After nearly two years of extreme procrastination, we finally have two photographs up on the walls. The problem was that these photos came ready mounted and had a long strip of wood fixed to the back. They were designed so that the opposite bit of wood cut at the corresponding angle could be attached to a wall, and thus the photo would sit flush. We visited several picture framers and wood merchants in the last two years with no luck. Everyone knew exactly what we wanted but no-one actually sold these wood strips.
Eventually I had a light bulb moment when I remembered that our pal Jason worked at the White Cube gallery as a technician - fitting artist's works professionally! He was only too happy to help and in about half an hour, had measured up and fitted the bits required.
A major problem that Rob and I have is despite a general consensus on all things design and interior related, we don't see eye-to-eye when it comes to art. I like to have things up that I like to look at, he prefers something with a story and even likes the idea of investment pieces (to that end, he has two very collectable pieces gathering dust somewhere in New Zealand that will probably be ruined from damp by now...) Anyway, I happened to like these photographs which were from the Design Awards exhibition that Wallpaper* magazine had a couple of years ago - and they were only a tenner each. So there's the story to keep Rob happy and I really like these photographs.
The one was taken at the John Lautner Sheats Goldstein residence in Beverley Hills - and the speakers projected on the right hand side are the 'Katamari 01' by Giyanze, which won best domestic appliance. It's a bit difficult to see but there's a guy DJing in the foreground so the photo looks in tune sitting above my decks.
The other photo was taken in LA and features the Panna chair for Moroso by Tokujin Yoshioka, who won best domestic furniture designer. I like this because it reminds me of my first trip to LA, the outlook was eerily similar, though fortunately there wasn't a creepy guy sitting on an expensive chair...
Tuesday, 2 November 2010
A few weeks ago the Observer magazine's Lucy Siegle wrote a column entitled 'Can I throw out food and be green?' which touched on how UK households have reduced the amount of food we throw out by 270,000 tonnes per year. It sounds a lot until she mentions that actually we still throw out 8m tonnes - half of which is still edible.
Lucy advocates the use of Food Waste Disgester units in the kitchen, which was a bit of a relief as we've had one in our kitchen for years. After buying a Magimix juicer about ten years ago, I insisted on a FWD to deal with the ensuing buckets of leftover, inedible fruit pulp. It seemed a sensible way to deal with quickly rotting peel but I wondered if it was ecologically ideal.
A friend who's seriously into eco living said that we were doing the right thing - at the time we were living in a flat so had no compost options, and it turns out that putting bio matter into London's sewers is actually good for them. Also, as Lucy Siegle points out, the FWDs create 10x more electricity than they use.
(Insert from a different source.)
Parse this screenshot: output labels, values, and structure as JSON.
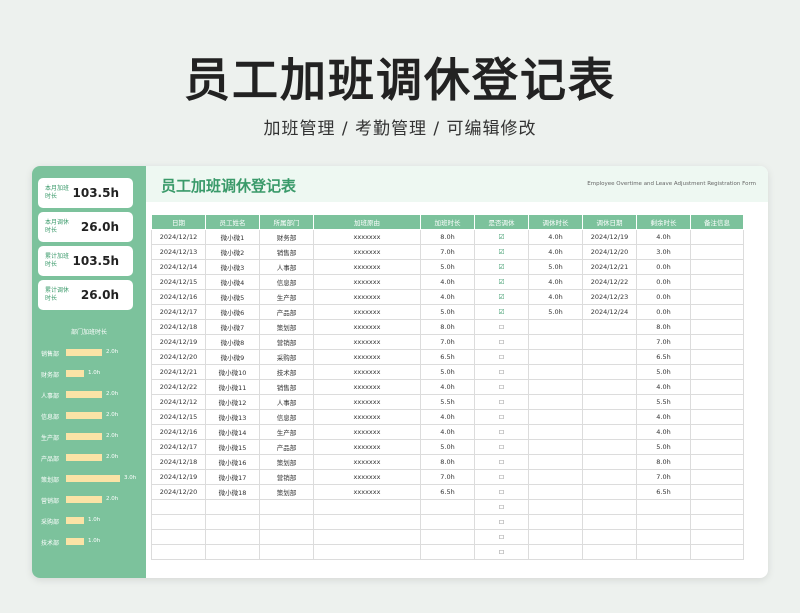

Now of course we live in a house where we could run a compost bin, but still prefer the FWD. The 30+ comments on the Guardian website in response to this article were quite something to read - nearly all of them echoed each other in the view that it's never OK to throw out food, that people should buy less and re-use everything.
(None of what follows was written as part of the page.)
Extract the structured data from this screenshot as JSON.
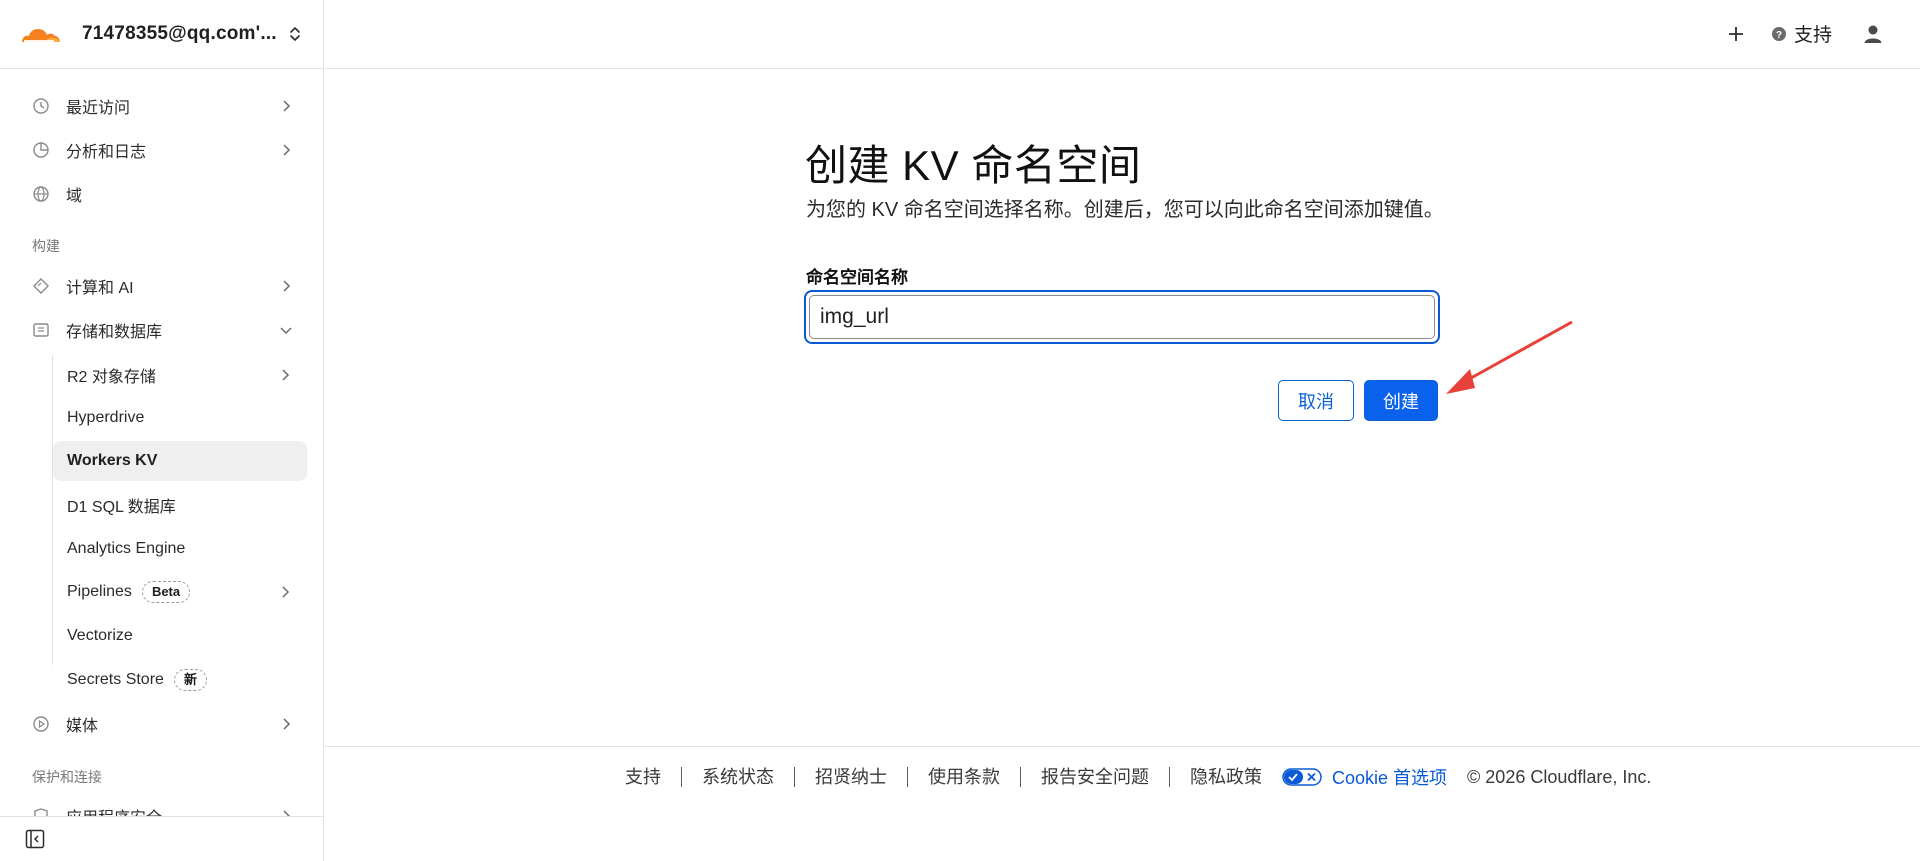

Obviously very few of these people have kids - I can't speak for small boys, but my two girls rarely empty their plates. I've tried smaller portions, mixing things up for variety, you name it, but there is inevitably some mucky leftover on their plate that won't get eaten or saved for the next meal.
It's not like we're bulk buying food then chucking it when it goes past the best before date. All the stuff that goes into our FWD is stuff we wouldn't be eating - be it vegetable peel, inedible leftovers, teabags, coffee grinds and the occasional culinary disaster. It's incredible that not one of the commenters thought of this, instead advocating chickens & pigs (great in theory, not so great in some parts of London) and retro-fitting compost to apartment blocks. Geez people. Relax. Having a FWD sounds like a better option than just throwing food into landfill.